08-05-2007 09:03 PM
08-05-2007 09:39 PM - edited 03-30-2010 08:38 AM
With all the above stated, a consumer lawyer would likely be interested in talking with you if you have evidence you DVed the CA, but the CA persists in their collection efforts.
Here are two sources for consumer lawyers.
If you're still getting dunning letters from a CA, dated after the date shown on your RRR green card, that's pretty compelling evidence the CA is willfully violating the FDCPA. Letters are pretty easy to present into evidence, and they are quite damning.
If you're still getting phone calls from a CA after they received your DV letter, those are a violation. However, you're going to have to try and prove it. Caller ID is your friend, and a photography of your Caller ID unit showing the incoming caller's phone number is quite compelling.

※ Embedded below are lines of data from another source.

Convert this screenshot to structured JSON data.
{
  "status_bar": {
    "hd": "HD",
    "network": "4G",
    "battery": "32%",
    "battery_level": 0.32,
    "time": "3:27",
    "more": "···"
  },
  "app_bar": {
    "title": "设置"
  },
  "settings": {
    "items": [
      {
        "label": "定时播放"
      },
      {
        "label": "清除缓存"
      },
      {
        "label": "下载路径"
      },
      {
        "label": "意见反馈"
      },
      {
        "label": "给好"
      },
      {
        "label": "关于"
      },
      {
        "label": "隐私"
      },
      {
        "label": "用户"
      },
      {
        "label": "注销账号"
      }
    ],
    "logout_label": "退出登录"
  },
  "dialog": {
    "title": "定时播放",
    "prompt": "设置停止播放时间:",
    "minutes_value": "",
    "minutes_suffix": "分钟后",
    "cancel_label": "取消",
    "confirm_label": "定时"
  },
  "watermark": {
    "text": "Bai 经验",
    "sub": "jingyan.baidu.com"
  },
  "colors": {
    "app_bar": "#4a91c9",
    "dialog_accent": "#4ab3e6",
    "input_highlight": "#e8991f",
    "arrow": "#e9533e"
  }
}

But some CAs spoof Caller ID, which isn't illegal today under federal law. You might have to consider getting a telephone recorder and taping your calls.
Your best bet if the CA calls, and you recognize their number on your Caller ID, I'd just let the answering machine pick up. You don't have to give any sort of notification or obtain consent, and if they are calling and leaving messages that's compelling evidence they are still trying to collect.
You can sue the CA and collect $1,000 plus attorney fees. But the real payoff is if your lawyer can show willful noncompliance, then punitive damages kick in.
08-05-2007 10:02 PM - edited 08-05-2007 10:03 PM
09-30-2007 02:43 AM
06-10-2008 01:25 PM
myFICO is the consumer division of FICO. Since its introduction 20 years ago, the FICO® Score has become a global standard for measuring credit risk in the banking, mortgage, credit card, auto and retail industries. 90 of the top 100 largest U.S. financial institutions use the FICO Score to make consumer credit decisions.>> About myFICO